So I resigned myself to perhaps only being able to copy edit for the paper remotely on the internet.
Taking into consideration this new desire to get a benefit-providing job, I don’t know why I was so honest at the interview today. Basically, I admitted to wanting to a job where I don’t have to take work home and where I can have fun with coworkers, and I confessed to needing to work on resolving conflict with others. Whaa? And yet, I think, being honest is my way of cutting to the chase, and if they don’t want me with all of my flaws, then I don’t want them.
There may also have been a little part of me that simply hopes that we can find a way to make things work living in this area and keeping my job at the paper.
There’s this other thing, too, that I don’t know how to discuss on this blog, and that’s the work we’ve been doing for this Episcopal church in town. I think I try to avoid writing about it because I don’t want to turn people off by talking about religion. Most of my friends, after all, are agnostics and atheists, as I was for most of my life.

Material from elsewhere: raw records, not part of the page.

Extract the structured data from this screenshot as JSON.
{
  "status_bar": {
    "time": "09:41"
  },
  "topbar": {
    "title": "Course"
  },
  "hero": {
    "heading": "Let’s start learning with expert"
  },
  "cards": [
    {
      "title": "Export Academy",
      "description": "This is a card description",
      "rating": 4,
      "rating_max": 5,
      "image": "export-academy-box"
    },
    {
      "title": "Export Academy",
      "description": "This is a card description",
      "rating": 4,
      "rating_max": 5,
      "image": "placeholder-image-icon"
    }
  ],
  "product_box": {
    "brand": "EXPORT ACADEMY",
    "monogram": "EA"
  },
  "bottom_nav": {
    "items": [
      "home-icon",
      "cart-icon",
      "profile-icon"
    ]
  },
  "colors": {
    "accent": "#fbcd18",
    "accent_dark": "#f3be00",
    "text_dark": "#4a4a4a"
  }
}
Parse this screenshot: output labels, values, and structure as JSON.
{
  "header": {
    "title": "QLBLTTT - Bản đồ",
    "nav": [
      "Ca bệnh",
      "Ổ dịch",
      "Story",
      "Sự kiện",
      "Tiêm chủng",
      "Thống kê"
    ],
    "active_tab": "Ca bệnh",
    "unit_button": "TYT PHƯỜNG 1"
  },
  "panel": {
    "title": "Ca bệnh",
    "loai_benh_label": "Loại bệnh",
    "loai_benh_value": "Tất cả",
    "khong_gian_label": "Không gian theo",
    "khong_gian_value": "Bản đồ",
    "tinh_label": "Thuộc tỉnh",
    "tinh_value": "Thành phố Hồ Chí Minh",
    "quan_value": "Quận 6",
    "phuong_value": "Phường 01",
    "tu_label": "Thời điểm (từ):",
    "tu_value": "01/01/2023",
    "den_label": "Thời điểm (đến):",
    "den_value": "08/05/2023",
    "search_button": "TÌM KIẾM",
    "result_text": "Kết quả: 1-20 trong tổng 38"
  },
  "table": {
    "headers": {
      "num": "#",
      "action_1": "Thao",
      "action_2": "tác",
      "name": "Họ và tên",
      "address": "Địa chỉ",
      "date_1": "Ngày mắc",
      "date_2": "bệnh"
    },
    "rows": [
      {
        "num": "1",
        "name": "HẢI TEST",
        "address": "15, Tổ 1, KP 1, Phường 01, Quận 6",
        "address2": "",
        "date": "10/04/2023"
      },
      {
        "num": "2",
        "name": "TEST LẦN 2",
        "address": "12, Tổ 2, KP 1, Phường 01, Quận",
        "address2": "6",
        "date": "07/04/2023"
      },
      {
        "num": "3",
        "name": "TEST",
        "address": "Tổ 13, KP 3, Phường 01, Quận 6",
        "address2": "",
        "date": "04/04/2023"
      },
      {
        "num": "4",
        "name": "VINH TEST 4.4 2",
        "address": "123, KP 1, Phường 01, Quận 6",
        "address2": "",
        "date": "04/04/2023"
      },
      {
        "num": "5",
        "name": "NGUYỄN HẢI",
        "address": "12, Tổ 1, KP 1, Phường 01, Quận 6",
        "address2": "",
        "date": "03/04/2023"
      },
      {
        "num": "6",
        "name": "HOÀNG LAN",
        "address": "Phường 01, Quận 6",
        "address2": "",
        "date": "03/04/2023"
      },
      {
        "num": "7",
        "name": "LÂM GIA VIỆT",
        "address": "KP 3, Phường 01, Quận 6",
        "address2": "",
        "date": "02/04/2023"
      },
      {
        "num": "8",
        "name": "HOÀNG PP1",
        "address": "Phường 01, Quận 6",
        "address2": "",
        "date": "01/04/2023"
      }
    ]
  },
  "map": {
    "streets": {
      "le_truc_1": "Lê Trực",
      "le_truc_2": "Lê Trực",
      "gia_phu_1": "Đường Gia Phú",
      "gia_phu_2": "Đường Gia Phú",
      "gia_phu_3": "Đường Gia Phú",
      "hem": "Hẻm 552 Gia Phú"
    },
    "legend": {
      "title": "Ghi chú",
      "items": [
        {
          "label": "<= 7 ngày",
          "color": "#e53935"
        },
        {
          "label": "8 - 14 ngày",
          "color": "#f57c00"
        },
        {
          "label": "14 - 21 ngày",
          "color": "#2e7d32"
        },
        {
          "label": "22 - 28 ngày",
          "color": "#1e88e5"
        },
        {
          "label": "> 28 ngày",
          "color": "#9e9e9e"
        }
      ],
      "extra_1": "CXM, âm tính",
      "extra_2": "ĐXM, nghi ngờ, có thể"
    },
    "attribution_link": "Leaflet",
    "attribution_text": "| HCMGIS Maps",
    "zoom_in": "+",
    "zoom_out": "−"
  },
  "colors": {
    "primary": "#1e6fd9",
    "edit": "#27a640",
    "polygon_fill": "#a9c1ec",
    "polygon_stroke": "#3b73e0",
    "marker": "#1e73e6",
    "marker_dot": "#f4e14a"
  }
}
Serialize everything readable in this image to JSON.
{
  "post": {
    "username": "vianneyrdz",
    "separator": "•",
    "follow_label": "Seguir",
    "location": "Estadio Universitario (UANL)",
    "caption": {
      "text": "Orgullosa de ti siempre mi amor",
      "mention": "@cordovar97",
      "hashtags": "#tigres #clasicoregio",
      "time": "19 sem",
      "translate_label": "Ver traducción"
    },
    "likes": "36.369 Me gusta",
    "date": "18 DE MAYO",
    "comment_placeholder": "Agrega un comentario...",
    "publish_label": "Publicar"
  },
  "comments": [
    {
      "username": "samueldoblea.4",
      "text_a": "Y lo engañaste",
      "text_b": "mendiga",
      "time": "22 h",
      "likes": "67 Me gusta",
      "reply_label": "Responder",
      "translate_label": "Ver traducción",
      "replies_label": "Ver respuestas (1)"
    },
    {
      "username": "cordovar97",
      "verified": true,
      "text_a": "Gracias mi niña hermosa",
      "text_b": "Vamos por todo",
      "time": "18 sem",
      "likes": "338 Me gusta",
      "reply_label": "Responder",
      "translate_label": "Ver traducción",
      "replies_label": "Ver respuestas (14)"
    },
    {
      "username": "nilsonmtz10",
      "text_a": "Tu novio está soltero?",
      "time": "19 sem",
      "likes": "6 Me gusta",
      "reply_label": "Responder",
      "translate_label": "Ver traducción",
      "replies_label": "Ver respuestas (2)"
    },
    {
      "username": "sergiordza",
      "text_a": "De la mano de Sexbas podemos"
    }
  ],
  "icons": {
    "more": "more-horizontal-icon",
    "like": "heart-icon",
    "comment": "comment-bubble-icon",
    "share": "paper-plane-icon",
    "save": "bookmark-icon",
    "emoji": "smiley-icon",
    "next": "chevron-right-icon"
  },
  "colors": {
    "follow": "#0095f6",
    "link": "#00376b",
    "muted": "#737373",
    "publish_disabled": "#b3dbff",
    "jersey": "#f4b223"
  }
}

But it has been a great part of our lives here, and it has meant, for us, being part of a community and, in a way, supporting gay rights. This is because we have a priest who recently came out as gay and who has presided over the first gay wedding in the diocese (even though the bishop has not yet approved of marrying same-sex couples in an Episcopal ceremony). Honestly, if you looked up the Episcopal church, you’d find it surprisingly progressive (for those of us who look down on organized religion and believe Christianity is quite scary in its more popular, conservative American form).
The parish members are wonderful — we met our best friend in the village there, and we are actually friends with some Republican church-goers! The priest gives thoughtful and helpful sermons about emulating Christ by accepting and loving, not judging, others, which I truly want to try to do. (And here the friends who know me well may be surprised, since I never exactly espoused withholding judgment in the past. In fact, my disdain for most of humankind may be one of my most fun traits.)
The church, however, is not doing well. We recently learned that we have to prepare two budgets for the coming year — one continuing as is and another without a full-time priest. Unfortunately, our priest will probably have to leave, since we cannot sustain what we have now, and our savings are dwindling. (Sound familiar? Is it merely a coincidence?)
To add to the turmoil, a couple of the main players on the church vestry have quit, having been burned out, I guess, by the stress of trying to run a church with a full-time priest for over 7 years on a diminishing income. In the course of the past week or so, I have taken on more responsibilities on the vestry as a result — becoming co-chair of pastoral care and chair of hall rentals, and Shane has taken more financial responsibilities as treasurer.
I haven’t been trying a great deal to discern my “calling,” but this — helping the parish — is the closest thing to a calling that we have imagined for ourselves thus far. It’s a beautiful landmark, for one, but a serene place to find comfort (with its stained glass, somber classical music, and age-old, high-mass rites — Catholicism with none of the guilt!) as well as a raucously fun place to find friendship. What churches, after all, hold champagne receptions for adult baptisms and Christmas midnight mass, and regularly serve alcohol at its fundraisers and social events (all while teaching people to be nice to each other)? This place needs to survive!